# [Task instructions]
Below is a set of records, and all of them should be retyped exactly, minus the pictures.

===== Entries shown =====

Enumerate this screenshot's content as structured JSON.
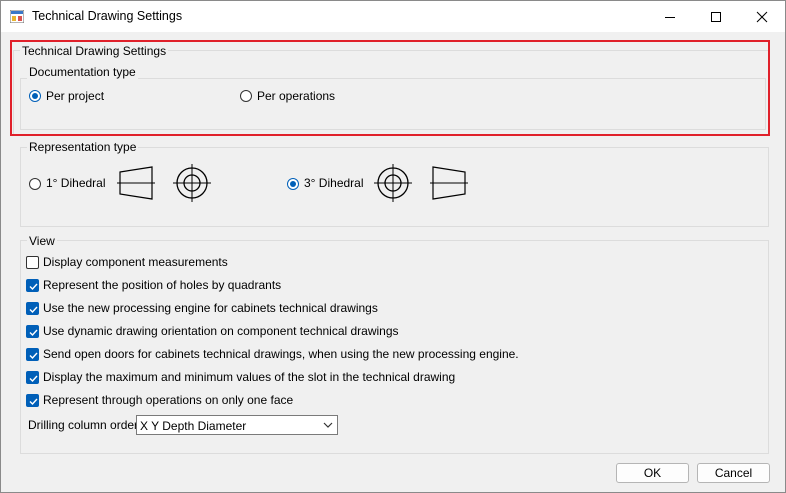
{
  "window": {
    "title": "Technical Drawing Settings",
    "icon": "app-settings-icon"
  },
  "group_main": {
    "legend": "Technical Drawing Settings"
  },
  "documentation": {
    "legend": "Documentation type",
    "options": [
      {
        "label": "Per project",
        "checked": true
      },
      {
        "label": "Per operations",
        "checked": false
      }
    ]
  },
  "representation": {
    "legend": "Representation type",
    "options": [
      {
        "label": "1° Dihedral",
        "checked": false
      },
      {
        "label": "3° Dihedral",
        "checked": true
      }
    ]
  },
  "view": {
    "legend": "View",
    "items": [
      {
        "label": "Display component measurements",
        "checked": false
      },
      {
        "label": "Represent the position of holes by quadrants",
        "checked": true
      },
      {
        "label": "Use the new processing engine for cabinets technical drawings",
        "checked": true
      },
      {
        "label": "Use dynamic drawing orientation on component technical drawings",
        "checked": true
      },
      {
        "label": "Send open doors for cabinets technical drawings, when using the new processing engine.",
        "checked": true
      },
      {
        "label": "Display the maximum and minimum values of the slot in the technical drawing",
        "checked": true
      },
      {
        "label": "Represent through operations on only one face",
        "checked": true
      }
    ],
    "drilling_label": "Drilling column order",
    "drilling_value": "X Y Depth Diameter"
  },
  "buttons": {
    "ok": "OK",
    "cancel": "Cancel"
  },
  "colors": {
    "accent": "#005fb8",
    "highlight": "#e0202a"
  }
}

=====

# [Solved exercise]
Enumerate this screenshot's content as structured JSON.
{
  "window": {
    "title": "Technical Drawing Settings",
    "icon": "app-settings-icon"
  },
  "group_main": {
    "legend": "Technical Drawing Settings"
  },
  "documentation": {
    "legend": "Documentation type",
    "options": [
      {
        "label": "Per project",
        "checked": true
      },
      {
        "label": "Per operations",
        "checked": false
      }
    ]
  },
  "representation": {
    "legend": "Representation type",
    "options": [
      {
        "label": "1° Dihedral",
        "checked": false
      },
      {
        "label": "3° Dihedral",
        "checked": true
      }
    ]
  },
  "view": {
    "legend": "View",
    "items": [
      {
        "label": "Display component measurements",
        "checked": false
      },
      {
        "label": "Represent the position of holes by quadrants",
        "checked": true
      },
      {
        "label": "Use the new processing engine for cabinets technical drawings",
        "checked": true
      },
      {
        "label": "Use dynamic drawing orientation on component technical drawings",
        "checked": true
      },
      {
        "label": "Send open doors for cabinets technical drawings, when using the new processing engine.",
        "checked": true
      },
      {
        "label": "Display the maximum and minimum values of the slot in the technical drawing",
        "checked": true
      },
      {
        "label": "Represent through operations on only one face",
        "checked": true
      }
    ],
    "drilling_label": "Drilling column order",
    "drilling_value": "X Y Depth Diameter"
  },
  "buttons": {
    "ok": "OK",
    "cancel": "Cancel"
  },
  "colors": {
    "accent": "#005fb8",
    "highlight": "#e0202a"
  }
}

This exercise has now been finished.